(Entries taken from a collection)
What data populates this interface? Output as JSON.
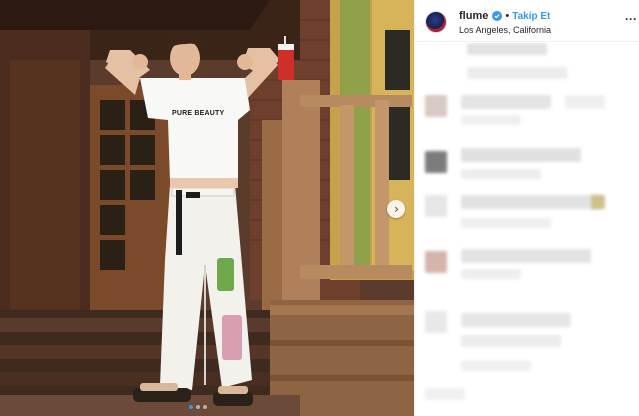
{
  "post": {
    "username": "flume",
    "separator": "•",
    "follow_label": "Takip Et",
    "location": "Los Angeles, California",
    "more_label": "···"
  },
  "media": {
    "shirt_text": "PURE BEAUTY",
    "carousel_count": 3,
    "carousel_active": 1
  },
  "icons": {
    "verified": "verified-badge-icon",
    "next": "chevron-right-icon",
    "more": "more-options-icon"
  },
  "colors": {
    "link_blue": "#3897f0",
    "verified_blue": "#3897f0",
    "text": "#262626",
    "divider": "#efefef"
  }
}
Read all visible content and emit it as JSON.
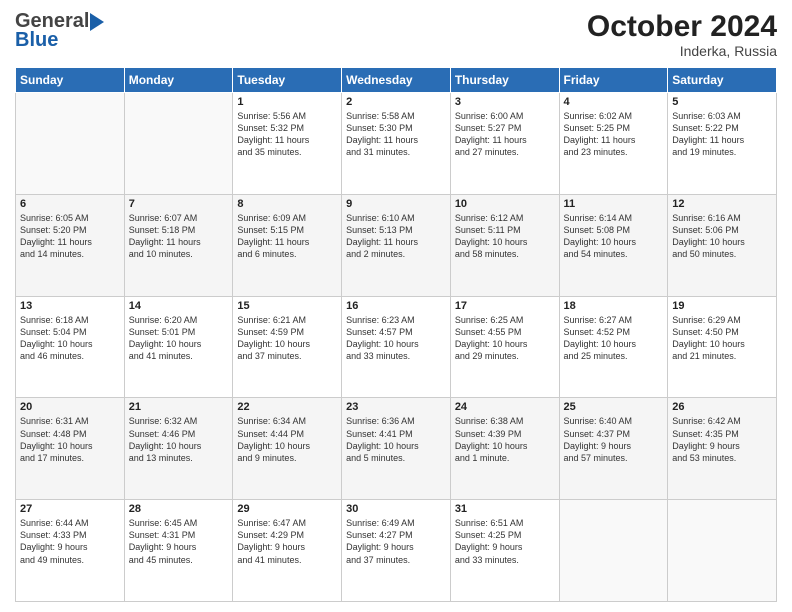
{
  "header": {
    "logo": {
      "line1": "General",
      "line2": "Blue"
    },
    "title": "October 2024",
    "location": "Inderka, Russia"
  },
  "weekdays": [
    "Sunday",
    "Monday",
    "Tuesday",
    "Wednesday",
    "Thursday",
    "Friday",
    "Saturday"
  ],
  "weeks": [
    [
      {
        "day": "",
        "info": ""
      },
      {
        "day": "",
        "info": ""
      },
      {
        "day": "1",
        "info": "Sunrise: 5:56 AM\nSunset: 5:32 PM\nDaylight: 11 hours\nand 35 minutes."
      },
      {
        "day": "2",
        "info": "Sunrise: 5:58 AM\nSunset: 5:30 PM\nDaylight: 11 hours\nand 31 minutes."
      },
      {
        "day": "3",
        "info": "Sunrise: 6:00 AM\nSunset: 5:27 PM\nDaylight: 11 hours\nand 27 minutes."
      },
      {
        "day": "4",
        "info": "Sunrise: 6:02 AM\nSunset: 5:25 PM\nDaylight: 11 hours\nand 23 minutes."
      },
      {
        "day": "5",
        "info": "Sunrise: 6:03 AM\nSunset: 5:22 PM\nDaylight: 11 hours\nand 19 minutes."
      }
    ],
    [
      {
        "day": "6",
        "info": "Sunrise: 6:05 AM\nSunset: 5:20 PM\nDaylight: 11 hours\nand 14 minutes."
      },
      {
        "day": "7",
        "info": "Sunrise: 6:07 AM\nSunset: 5:18 PM\nDaylight: 11 hours\nand 10 minutes."
      },
      {
        "day": "8",
        "info": "Sunrise: 6:09 AM\nSunset: 5:15 PM\nDaylight: 11 hours\nand 6 minutes."
      },
      {
        "day": "9",
        "info": "Sunrise: 6:10 AM\nSunset: 5:13 PM\nDaylight: 11 hours\nand 2 minutes."
      },
      {
        "day": "10",
        "info": "Sunrise: 6:12 AM\nSunset: 5:11 PM\nDaylight: 10 hours\nand 58 minutes."
      },
      {
        "day": "11",
        "info": "Sunrise: 6:14 AM\nSunset: 5:08 PM\nDaylight: 10 hours\nand 54 minutes."
      },
      {
        "day": "12",
        "info": "Sunrise: 6:16 AM\nSunset: 5:06 PM\nDaylight: 10 hours\nand 50 minutes."
      }
    ],
    [
      {
        "day": "13",
        "info": "Sunrise: 6:18 AM\nSunset: 5:04 PM\nDaylight: 10 hours\nand 46 minutes."
      },
      {
        "day": "14",
        "info": "Sunrise: 6:20 AM\nSunset: 5:01 PM\nDaylight: 10 hours\nand 41 minutes."
      },
      {
        "day": "15",
        "info": "Sunrise: 6:21 AM\nSunset: 4:59 PM\nDaylight: 10 hours\nand 37 minutes."
      },
      {
        "day": "16",
        "info": "Sunrise: 6:23 AM\nSunset: 4:57 PM\nDaylight: 10 hours\nand 33 minutes."
      },
      {
        "day": "17",
        "info": "Sunrise: 6:25 AM\nSunset: 4:55 PM\nDaylight: 10 hours\nand 29 minutes."
      },
      {
        "day": "18",
        "info": "Sunrise: 6:27 AM\nSunset: 4:52 PM\nDaylight: 10 hours\nand 25 minutes."
      },
      {
        "day": "19",
        "info": "Sunrise: 6:29 AM\nSunset: 4:50 PM\nDaylight: 10 hours\nand 21 minutes."
      }
    ],
    [
      {
        "day": "20",
        "info": "Sunrise: 6:31 AM\nSunset: 4:48 PM\nDaylight: 10 hours\nand 17 minutes."
      },
      {
        "day": "21",
        "info": "Sunrise: 6:32 AM\nSunset: 4:46 PM\nDaylight: 10 hours\nand 13 minutes."
      },
      {
        "day": "22",
        "info": "Sunrise: 6:34 AM\nSunset: 4:44 PM\nDaylight: 10 hours\nand 9 minutes."
      },
      {
        "day": "23",
        "info": "Sunrise: 6:36 AM\nSunset: 4:41 PM\nDaylight: 10 hours\nand 5 minutes."
      },
      {
        "day": "24",
        "info": "Sunrise: 6:38 AM\nSunset: 4:39 PM\nDaylight: 10 hours\nand 1 minute."
      },
      {
        "day": "25",
        "info": "Sunrise: 6:40 AM\nSunset: 4:37 PM\nDaylight: 9 hours\nand 57 minutes."
      },
      {
        "day": "26",
        "info": "Sunrise: 6:42 AM\nSunset: 4:35 PM\nDaylight: 9 hours\nand 53 minutes."
      }
    ],
    [
      {
        "day": "27",
        "info": "Sunrise: 6:44 AM\nSunset: 4:33 PM\nDaylight: 9 hours\nand 49 minutes."
      },
      {
        "day": "28",
        "info": "Sunrise: 6:45 AM\nSunset: 4:31 PM\nDaylight: 9 hours\nand 45 minutes."
      },
      {
        "day": "29",
        "info": "Sunrise: 6:47 AM\nSunset: 4:29 PM\nDaylight: 9 hours\nand 41 minutes."
      },
      {
        "day": "30",
        "info": "Sunrise: 6:49 AM\nSunset: 4:27 PM\nDaylight: 9 hours\nand 37 minutes."
      },
      {
        "day": "31",
        "info": "Sunrise: 6:51 AM\nSunset: 4:25 PM\nDaylight: 9 hours\nand 33 minutes."
      },
      {
        "day": "",
        "info": ""
      },
      {
        "day": "",
        "info": ""
      }
    ]
  ]
}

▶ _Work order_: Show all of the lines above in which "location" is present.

▶ _Answer_:
    "location": "Los Angeles, California",
    "location": "Inderka, Russia"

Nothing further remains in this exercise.